Residents of Abilene and surrounding areas have been doing what they can to help the victims of the deadly plant explosion in West, Texas.
The Meek Blood Center says they received many calls throughout the day from people wishing to donate blood.
One man was there early this morning to do his part; he has a personal connection to the town of West.
"It was the community where I grew up. I know a lot of people from the area. I just couldn't believe it. I'd been there before.
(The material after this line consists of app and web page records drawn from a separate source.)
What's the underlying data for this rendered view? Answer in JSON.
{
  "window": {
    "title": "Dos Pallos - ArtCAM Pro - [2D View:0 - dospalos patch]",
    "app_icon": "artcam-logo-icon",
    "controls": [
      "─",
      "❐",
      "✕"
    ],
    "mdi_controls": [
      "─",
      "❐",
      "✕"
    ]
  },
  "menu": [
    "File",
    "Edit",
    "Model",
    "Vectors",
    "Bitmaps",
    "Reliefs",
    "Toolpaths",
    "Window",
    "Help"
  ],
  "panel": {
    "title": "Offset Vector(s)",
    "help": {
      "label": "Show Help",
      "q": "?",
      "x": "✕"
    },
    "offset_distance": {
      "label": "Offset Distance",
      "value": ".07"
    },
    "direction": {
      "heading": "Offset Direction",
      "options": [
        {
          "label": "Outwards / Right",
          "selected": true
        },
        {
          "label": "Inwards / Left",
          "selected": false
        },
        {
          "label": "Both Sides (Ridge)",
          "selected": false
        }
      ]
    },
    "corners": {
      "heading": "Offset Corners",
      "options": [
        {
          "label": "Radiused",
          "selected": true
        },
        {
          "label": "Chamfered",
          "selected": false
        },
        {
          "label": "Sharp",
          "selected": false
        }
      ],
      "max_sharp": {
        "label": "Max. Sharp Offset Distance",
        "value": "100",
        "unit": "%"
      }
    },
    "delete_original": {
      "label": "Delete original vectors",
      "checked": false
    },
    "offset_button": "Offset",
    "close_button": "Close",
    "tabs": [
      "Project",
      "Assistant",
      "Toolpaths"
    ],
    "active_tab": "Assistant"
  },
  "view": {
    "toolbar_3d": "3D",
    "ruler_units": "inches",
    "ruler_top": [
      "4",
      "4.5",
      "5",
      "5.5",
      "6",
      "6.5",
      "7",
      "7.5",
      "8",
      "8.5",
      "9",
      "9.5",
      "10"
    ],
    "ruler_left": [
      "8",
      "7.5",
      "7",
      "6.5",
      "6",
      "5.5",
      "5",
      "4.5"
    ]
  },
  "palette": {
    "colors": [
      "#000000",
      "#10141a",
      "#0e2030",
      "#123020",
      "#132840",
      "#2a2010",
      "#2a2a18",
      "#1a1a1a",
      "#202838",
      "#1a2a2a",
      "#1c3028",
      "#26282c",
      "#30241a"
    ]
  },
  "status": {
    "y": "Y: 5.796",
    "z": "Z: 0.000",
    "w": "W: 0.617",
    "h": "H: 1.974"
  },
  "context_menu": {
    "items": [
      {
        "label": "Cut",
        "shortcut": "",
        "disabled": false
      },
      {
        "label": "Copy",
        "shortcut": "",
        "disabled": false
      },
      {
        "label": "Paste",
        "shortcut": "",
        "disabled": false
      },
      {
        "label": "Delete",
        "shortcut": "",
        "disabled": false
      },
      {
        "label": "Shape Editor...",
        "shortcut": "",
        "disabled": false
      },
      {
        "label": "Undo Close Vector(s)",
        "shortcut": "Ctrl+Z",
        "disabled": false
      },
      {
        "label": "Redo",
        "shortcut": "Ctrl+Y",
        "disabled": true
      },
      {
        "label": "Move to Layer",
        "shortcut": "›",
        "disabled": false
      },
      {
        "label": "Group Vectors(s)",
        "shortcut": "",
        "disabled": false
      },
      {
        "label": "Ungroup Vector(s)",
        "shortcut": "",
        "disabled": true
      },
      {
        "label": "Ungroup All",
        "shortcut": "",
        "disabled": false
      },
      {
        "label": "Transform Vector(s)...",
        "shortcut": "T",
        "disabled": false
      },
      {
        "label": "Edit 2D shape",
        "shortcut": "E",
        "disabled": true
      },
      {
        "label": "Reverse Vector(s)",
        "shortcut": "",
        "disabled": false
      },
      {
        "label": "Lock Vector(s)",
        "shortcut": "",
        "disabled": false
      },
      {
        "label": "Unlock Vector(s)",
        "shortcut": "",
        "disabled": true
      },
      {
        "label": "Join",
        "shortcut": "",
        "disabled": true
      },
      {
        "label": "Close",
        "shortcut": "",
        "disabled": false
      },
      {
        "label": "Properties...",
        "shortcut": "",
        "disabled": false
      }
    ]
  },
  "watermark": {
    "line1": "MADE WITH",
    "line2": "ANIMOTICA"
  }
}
Driven by the plant several times," said John Powell.
His parents live ten miles from the blast.
"I texted my Dad to make sure they were okay" said Powell.
His aunt lives even closer.
"The windows were knocked out of her home," he said.
When he found out about the explosion, he wanted to help, so he went to the center to donate blood.
"I didn't know what else to do so I'm just hoping that whether they use my blood or not, i just wanted to be able to do something," said Powell.
Frances Baker of the Meek Blood Center said it's important for people to donate regularly because tragedies like these can strike at any time.
"We never know from day to day what's going to happen," said Baker.
When she found out about the explosion, her first thoughts turned to the supplies they would need to help the injured, including blood.
"I thought, oh i hope they're prepared because i think the worst thing that could happen would be for someone to arrive at a hospital that needed a blood transfusion and it not be there," said Baker.
Powell said he hopes others will reach out to the victims of his community.
"I'm not sure what needs to be done, i just think if they're able, donating is a good place to start," said Powell
The center has worked with hospitals in the West, Texas area before. Baker said they will be ready to respond if blood donations are needed.
If you are interested in donating, here's what you need to know:
The Meek Blood Center is located at 1150 N. 18th Street.
It will be open until 7 p.m. Thursday.
The blood you donate today will be usable within 48 hours, so in this time of crisis, sooner is better.